»»

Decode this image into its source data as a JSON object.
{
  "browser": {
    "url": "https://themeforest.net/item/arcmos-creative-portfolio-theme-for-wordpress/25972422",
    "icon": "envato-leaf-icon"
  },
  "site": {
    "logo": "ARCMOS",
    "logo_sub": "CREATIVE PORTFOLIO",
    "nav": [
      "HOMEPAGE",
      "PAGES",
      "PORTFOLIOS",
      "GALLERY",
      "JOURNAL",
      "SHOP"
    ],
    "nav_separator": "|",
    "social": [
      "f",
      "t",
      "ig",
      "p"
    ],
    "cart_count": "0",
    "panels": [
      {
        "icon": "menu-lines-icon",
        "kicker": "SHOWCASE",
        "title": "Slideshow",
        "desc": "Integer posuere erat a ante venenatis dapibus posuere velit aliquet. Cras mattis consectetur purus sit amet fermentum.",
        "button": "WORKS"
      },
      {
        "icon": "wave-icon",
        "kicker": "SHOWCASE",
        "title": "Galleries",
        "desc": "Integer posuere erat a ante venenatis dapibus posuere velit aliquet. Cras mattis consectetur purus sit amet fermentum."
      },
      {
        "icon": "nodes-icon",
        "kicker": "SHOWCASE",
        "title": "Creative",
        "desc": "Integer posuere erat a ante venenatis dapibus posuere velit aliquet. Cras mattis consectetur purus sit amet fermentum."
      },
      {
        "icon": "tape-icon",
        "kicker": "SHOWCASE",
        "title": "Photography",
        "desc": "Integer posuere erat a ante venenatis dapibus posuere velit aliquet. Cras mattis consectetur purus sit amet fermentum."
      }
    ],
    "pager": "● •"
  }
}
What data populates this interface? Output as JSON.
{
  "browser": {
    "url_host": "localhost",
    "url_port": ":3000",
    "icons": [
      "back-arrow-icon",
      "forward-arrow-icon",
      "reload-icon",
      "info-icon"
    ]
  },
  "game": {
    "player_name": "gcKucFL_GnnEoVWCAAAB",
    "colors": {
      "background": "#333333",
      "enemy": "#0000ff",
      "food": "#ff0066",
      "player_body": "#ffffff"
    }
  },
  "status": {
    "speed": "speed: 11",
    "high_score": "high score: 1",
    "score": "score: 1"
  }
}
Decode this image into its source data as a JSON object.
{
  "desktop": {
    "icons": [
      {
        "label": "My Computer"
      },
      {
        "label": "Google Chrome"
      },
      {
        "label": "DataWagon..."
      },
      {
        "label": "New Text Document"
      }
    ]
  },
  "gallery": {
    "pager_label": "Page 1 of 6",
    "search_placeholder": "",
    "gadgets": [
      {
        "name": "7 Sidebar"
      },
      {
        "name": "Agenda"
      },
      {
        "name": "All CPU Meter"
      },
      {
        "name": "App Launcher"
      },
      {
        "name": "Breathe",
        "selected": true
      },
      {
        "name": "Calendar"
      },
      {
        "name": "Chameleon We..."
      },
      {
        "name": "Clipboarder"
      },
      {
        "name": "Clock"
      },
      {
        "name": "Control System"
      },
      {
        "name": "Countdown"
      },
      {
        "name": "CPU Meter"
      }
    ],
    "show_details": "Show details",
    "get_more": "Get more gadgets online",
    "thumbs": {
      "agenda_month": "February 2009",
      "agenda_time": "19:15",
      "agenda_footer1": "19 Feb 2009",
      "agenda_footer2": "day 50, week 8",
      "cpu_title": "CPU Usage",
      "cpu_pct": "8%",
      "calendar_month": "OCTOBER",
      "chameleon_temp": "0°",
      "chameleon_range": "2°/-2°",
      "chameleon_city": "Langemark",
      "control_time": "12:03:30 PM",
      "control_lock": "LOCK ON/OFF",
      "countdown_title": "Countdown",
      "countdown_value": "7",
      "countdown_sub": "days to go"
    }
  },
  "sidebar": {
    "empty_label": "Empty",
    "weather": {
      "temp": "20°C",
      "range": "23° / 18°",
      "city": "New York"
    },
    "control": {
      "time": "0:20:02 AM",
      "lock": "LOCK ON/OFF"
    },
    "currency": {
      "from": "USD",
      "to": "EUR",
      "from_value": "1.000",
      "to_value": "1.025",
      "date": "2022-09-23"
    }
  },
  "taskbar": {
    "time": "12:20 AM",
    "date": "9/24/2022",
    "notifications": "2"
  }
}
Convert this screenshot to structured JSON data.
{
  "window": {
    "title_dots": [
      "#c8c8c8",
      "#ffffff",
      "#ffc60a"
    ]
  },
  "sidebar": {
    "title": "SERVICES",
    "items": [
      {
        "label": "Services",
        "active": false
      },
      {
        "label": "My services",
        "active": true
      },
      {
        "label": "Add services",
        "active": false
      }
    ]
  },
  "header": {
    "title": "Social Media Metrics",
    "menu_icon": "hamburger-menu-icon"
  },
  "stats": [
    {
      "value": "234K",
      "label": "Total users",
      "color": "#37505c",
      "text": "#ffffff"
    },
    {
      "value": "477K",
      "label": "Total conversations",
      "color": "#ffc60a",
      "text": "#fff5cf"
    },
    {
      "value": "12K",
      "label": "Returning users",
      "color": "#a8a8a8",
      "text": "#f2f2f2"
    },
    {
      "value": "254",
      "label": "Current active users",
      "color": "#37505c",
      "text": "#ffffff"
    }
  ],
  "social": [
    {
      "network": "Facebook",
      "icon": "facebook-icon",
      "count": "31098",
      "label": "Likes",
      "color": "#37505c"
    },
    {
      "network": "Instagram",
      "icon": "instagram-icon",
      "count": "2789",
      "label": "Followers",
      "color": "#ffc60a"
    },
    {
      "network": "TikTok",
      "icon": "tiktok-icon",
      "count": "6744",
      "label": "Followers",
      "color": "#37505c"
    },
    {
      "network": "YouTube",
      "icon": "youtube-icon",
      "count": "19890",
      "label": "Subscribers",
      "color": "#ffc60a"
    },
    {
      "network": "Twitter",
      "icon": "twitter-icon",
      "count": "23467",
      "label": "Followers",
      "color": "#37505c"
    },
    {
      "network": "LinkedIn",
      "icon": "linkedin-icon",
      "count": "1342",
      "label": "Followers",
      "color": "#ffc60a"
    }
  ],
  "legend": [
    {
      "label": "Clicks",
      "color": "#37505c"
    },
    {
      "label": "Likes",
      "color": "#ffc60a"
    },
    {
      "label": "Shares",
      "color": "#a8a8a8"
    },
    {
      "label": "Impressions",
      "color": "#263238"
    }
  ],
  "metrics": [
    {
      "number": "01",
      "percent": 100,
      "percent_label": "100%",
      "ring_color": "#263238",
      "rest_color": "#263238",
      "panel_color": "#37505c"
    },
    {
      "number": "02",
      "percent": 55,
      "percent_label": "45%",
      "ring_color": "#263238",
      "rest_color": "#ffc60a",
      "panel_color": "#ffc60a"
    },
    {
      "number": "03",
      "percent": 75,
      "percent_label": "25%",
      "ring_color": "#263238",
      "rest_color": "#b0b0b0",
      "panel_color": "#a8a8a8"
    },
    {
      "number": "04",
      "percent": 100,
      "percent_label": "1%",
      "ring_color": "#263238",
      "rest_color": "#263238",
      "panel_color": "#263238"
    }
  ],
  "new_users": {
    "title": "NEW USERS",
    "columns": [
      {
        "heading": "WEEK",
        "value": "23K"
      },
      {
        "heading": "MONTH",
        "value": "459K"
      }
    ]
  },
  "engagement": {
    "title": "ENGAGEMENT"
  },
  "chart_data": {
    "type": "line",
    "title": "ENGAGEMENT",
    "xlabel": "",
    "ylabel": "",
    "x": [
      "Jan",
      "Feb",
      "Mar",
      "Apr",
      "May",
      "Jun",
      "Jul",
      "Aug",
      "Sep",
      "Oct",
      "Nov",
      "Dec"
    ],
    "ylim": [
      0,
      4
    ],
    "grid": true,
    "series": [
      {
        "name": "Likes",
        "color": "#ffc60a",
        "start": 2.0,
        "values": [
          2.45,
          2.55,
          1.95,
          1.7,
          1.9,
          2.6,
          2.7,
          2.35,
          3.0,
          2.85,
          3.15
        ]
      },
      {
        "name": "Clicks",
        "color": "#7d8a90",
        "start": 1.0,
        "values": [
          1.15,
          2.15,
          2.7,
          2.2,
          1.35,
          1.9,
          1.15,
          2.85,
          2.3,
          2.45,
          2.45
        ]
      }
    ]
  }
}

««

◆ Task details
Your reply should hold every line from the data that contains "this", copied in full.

◆ Task solution
Decode this image into its source data as a JSON object.
What data populates this interface? Output as JSON.
Decode this image into its source data as a JSON object.
Convert this screenshot to structured JSON data.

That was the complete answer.